I am an Iraq war veteran, and I was looking for new ways to get outdoors. I’ve always enjoyed the outdoors, but I never got into the hunting portion of it. I fished here and there, and I liked the joy of bringing food home that you’ve worked your butt off for. I figured 2020 was the year to start, seeing how I had the time and all, thanks to the pandemic.
I dove in headfirst. I got my first bow, my first shotgun even a pellet gun for squirt. I spent the first portion of my first year trying to hunt deer with a bow. I failed miserably.
Then duck season rolled on in, and I thought, “Wow! That looks really fun.” So again, diving headfirst, I bought all the gear and headed to Los Banos National Wildlife Refuge. I was hooked the second I called in a duck. I did fail four times to actually shoot a duck, but I finally got my first on December 5, 2020. It was a hen cinnamon teal.

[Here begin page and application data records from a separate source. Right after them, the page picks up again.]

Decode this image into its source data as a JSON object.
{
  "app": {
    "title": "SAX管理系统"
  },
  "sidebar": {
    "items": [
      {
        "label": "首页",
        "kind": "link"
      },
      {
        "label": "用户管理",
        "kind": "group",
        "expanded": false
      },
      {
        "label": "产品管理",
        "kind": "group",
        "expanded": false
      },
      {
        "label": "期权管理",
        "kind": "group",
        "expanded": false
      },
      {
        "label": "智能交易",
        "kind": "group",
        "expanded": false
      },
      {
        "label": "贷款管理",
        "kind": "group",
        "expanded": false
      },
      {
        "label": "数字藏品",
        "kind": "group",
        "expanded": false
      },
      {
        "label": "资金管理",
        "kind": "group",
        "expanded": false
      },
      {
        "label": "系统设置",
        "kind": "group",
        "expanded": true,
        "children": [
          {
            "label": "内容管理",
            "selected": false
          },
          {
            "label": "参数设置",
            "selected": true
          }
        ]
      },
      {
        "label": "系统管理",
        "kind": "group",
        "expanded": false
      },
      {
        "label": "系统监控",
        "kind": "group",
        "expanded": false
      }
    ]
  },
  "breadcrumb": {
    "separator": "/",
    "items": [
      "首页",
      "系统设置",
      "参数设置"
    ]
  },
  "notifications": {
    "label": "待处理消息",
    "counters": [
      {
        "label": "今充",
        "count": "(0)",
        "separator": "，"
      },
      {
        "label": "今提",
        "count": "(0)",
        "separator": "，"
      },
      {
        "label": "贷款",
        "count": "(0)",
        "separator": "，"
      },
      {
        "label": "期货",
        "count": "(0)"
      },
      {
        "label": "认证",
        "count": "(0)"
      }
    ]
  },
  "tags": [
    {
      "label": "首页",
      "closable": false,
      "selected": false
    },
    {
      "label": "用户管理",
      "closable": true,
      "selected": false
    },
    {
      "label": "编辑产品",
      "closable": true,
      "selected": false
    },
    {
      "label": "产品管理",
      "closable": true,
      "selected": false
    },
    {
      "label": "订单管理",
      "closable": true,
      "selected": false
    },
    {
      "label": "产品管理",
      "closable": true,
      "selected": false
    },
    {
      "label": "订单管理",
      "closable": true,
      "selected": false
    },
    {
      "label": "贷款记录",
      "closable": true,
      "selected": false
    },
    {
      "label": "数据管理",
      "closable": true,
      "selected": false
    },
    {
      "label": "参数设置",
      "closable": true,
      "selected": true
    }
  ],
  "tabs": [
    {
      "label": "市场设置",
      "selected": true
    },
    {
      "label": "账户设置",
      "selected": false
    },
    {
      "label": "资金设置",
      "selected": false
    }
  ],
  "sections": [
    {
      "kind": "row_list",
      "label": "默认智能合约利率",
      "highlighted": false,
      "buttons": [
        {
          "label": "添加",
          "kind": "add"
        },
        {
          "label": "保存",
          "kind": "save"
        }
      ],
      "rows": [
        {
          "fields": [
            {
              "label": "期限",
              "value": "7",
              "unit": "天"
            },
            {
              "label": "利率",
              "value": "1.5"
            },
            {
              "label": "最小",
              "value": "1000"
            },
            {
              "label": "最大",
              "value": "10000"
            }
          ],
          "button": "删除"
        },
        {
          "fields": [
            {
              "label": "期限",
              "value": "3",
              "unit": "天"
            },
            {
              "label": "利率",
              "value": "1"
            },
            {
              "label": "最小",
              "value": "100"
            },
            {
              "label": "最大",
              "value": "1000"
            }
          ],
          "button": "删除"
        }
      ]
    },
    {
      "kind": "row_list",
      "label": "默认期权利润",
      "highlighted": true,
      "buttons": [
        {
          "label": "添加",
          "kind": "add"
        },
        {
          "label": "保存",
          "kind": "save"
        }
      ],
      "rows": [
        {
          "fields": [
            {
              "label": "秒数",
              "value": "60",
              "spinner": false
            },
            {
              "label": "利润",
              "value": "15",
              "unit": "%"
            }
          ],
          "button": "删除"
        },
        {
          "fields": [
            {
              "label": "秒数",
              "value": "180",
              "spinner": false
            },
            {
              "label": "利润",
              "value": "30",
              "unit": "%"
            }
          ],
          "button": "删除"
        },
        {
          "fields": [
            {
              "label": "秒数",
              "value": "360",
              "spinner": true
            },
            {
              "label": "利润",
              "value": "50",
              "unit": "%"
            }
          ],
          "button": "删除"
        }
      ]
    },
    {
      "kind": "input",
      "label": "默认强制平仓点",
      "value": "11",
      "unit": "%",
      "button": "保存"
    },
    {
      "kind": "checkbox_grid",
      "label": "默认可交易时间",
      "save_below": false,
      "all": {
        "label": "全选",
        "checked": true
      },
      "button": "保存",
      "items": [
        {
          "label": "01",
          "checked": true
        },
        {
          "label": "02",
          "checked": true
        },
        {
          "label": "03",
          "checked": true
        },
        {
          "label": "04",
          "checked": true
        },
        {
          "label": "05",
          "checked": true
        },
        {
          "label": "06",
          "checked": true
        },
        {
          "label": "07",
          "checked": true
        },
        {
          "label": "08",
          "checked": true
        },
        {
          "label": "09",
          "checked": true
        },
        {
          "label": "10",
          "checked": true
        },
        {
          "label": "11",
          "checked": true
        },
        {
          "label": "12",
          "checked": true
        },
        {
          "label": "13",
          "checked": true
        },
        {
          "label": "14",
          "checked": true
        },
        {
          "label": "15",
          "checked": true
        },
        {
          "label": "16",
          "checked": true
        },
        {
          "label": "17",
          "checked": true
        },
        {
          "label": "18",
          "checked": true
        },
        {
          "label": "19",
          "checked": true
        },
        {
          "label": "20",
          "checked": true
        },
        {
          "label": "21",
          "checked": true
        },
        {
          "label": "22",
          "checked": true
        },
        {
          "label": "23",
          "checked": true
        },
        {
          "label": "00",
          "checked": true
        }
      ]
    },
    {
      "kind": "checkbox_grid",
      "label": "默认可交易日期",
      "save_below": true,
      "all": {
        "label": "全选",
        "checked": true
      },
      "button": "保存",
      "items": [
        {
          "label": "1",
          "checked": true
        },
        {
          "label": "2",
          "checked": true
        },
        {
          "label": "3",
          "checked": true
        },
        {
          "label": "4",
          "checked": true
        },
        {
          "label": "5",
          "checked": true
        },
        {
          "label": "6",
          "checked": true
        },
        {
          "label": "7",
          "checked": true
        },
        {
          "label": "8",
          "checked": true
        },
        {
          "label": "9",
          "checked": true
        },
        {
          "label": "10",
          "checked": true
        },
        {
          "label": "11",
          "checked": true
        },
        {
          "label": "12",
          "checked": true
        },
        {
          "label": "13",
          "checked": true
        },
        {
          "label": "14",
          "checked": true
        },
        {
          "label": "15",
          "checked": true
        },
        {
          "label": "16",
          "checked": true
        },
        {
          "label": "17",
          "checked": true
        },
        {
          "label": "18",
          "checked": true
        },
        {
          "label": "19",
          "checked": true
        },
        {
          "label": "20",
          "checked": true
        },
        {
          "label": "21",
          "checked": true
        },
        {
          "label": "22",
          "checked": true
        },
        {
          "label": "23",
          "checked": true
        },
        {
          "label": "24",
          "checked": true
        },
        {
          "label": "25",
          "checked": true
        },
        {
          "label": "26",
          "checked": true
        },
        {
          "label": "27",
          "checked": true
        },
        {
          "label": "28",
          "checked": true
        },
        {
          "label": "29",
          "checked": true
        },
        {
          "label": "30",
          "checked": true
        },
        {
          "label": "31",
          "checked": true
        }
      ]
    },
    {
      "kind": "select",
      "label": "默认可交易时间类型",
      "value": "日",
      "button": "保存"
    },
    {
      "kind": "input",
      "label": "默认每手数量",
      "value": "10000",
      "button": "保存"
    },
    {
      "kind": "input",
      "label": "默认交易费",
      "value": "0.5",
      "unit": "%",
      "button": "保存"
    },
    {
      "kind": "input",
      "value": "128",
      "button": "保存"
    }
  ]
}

I now love duck hunting so much that I have to share it. First with my brother, Lucas, who got hooked as well, then with son, Ryan, and my father, Frank. This first year there was a lot of learning and sharing. Next year it will be a family activity. We will have three generations of Amdurs in the blind next season.
Getting into hunting with no guidance or help was very difficult. It involved a lot of research of where to hunt and what to hunt for. Learning how to call ducks comes with a huge learning curve.
In order to get in the lottery for spots to hunt, you have to go the night before. Then you have to get there before dawn. It takes a lot of grit for someone to get into hunting. But anyone who does it will surely tell you, it’s worth it!
Do a lot of research and do a lot of failing. After you failed, go fail some more. It’s how I’m learning, and It can only get better from here!
Are you new to hunting?
If you are a new hunter, one way to get deeper into the pursuit is to check out California Waterfowl’s Hunt Program opportunities. You’ll find a listing of places and dates on our site at calwaterfowl.org/hunt-program. These opportunities give all hunters of any skill the chance to hunt some of the best marshes and fields around. If you’re a veteran then check out the Veteran Hunts.